(Henna Hamadani is from Faculty of Veterinary Sciences and Animal Husbandry, SKUAST-K, Shuhama, Alusteng)
Lastupdate on : Fri, 29 Apr 2011 21:30:00 Makkah time
Lastupdate on : Fri, 29 Apr 2011 18:30:00 GMT
Lastupdate on : Sat, 30 Apr 2011 00:00:00 IST
- MORE FROM OP-ED
Islamabad, Apr 29: Director General of Police (DGP), Kuldeep Khoda on Friday said the State Government had received 700 applications from the families of the youth who want to return from the Pakistan More
- Srinagar City
ERA SAYS WORK CAN’T BE COMPLETED BEFORE MAY 20
GK CITY CORRESPONDENT
Srinagar, Apr 29: The ongoing inconvenience for people particularly tourists flying to the summer capital will last for around a month more as Economic Reconstruction Agency (ERA), which is constructing More
Jammu, Apr 29: The State Cabinet which met here yesterday under the chairmanship of Chief Minister, Omar Abdullah confirmed recommendations of the Cabinet-sub-Committee about renaming the CD More

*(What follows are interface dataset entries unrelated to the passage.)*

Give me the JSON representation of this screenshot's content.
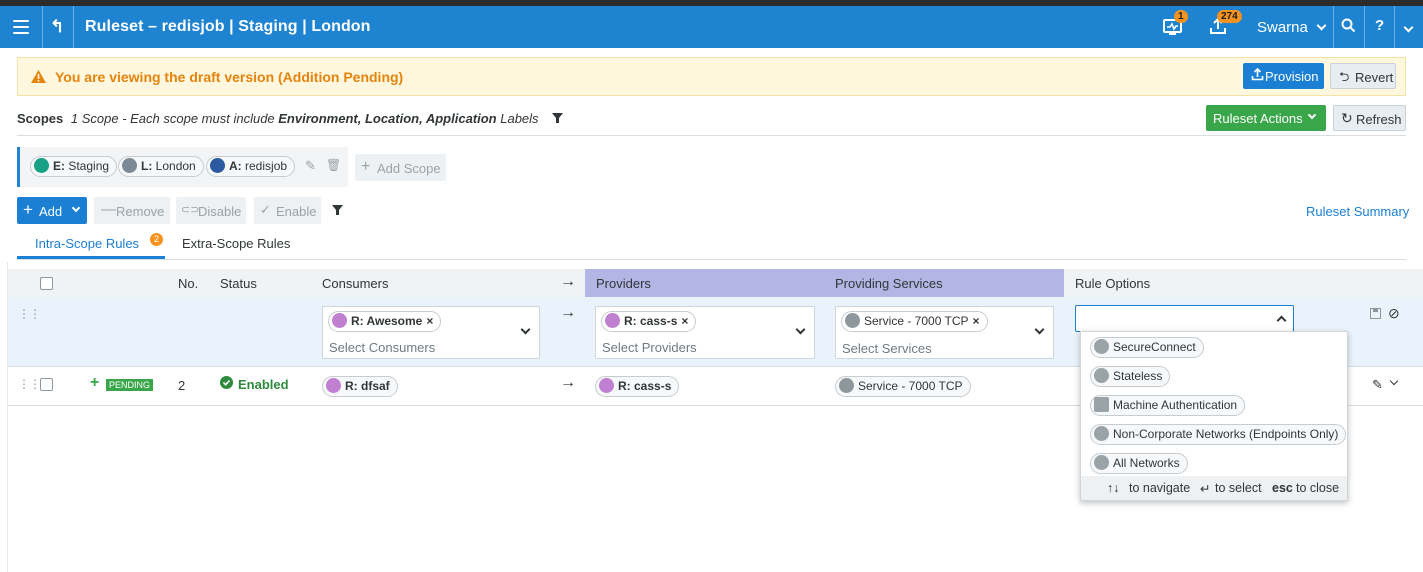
{
  "header": {
    "title": "Ruleset  –  redisjob | Staging | London",
    "alerts_badge": "1",
    "provision_badge": "274",
    "user": "Swarna",
    "help": "?"
  },
  "draft_banner": {
    "message": "You are viewing the draft version (Addition Pending)",
    "provision_label": "Provision",
    "revert_label": "Revert"
  },
  "scopes": {
    "label": "Scopes",
    "desc_prefix": "1 Scope - Each scope must include ",
    "desc_bold": "Environment, Location, Application",
    "desc_suffix": " Labels",
    "ruleset_actions_label": "Ruleset Actions",
    "refresh_label": "Refresh",
    "labels": [
      {
        "prefix": "E:",
        "value": "Staging",
        "color": "#16a085"
      },
      {
        "prefix": "L:",
        "value": "London",
        "color": "#7b8a94"
      },
      {
        "prefix": "A:",
        "value": "redisjob",
        "color": "#2c5aa0"
      }
    ],
    "add_scope_label": "Add Scope"
  },
  "toolbar": {
    "add_label": "Add",
    "remove_label": "Remove",
    "disable_label": "Disable",
    "enable_label": "Enable",
    "summary_link": "Ruleset Summary"
  },
  "tabs": {
    "intra_label": "Intra-Scope Rules",
    "intra_count": "2",
    "extra_label": "Extra-Scope Rules"
  },
  "table": {
    "headers": {
      "no": "No.",
      "status": "Status",
      "consumers": "Consumers",
      "arrow": "→",
      "providers": "Providers",
      "services": "Providing Services",
      "options": "Rule Options"
    },
    "edit_row": {
      "consumer_chip": "R: Awesome",
      "consumer_placeholder": "Select Consumers",
      "provider_chip": "R: cass-s",
      "provider_placeholder": "Select Providers",
      "service_chip": "Service - 7000 TCP",
      "service_placeholder": "Select Services"
    },
    "rows": [
      {
        "pending": "PENDING",
        "no": "2",
        "status": "Enabled",
        "consumer": "R: dfsaf",
        "provider": "R: cass-s",
        "service": "Service - 7000 TCP"
      }
    ]
  },
  "rule_options_dropdown": {
    "options": [
      "SecureConnect",
      "Stateless",
      "Machine Authentication",
      "Non-Corporate Networks (Endpoints Only)",
      "All Networks"
    ],
    "footer_nav": "to navigate",
    "footer_select": "to select",
    "footer_esc": "esc",
    "footer_close": "to close"
  },
  "colors": {
    "header": "#1e84d2",
    "warning": "#e6830b",
    "enabled": "#2e8b3e",
    "pending": "#3aa64a",
    "provider_header": "#b3b6e4",
    "role_icon": "#c07fd0"
  }
}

Srinagar, Apr 29: The State Hajj Committee on Friday said the all Hajj aspirants for 2011 who have applied for Hajj Pilgrimage are hereby informed to collect their cover numbers from May 5,2011 to More
REZAUL H LASKAR/PTI
Islamabad, Apr 29: Pakistan today agreed to take immediate steps to implement a non-discriminatory trade regime with India even as the two sides announced they would work on steps to boost trade in electricity More
PRINCE WILLIAM MARRIES KATE IN GLITTERING CEREMONY
London, Apr 29: Prince William and Kate Middleton married at Westminster Abbey on Friday in a sumptuous show of British pageantry that attracted a huge world audience and injected new life into the monarchy More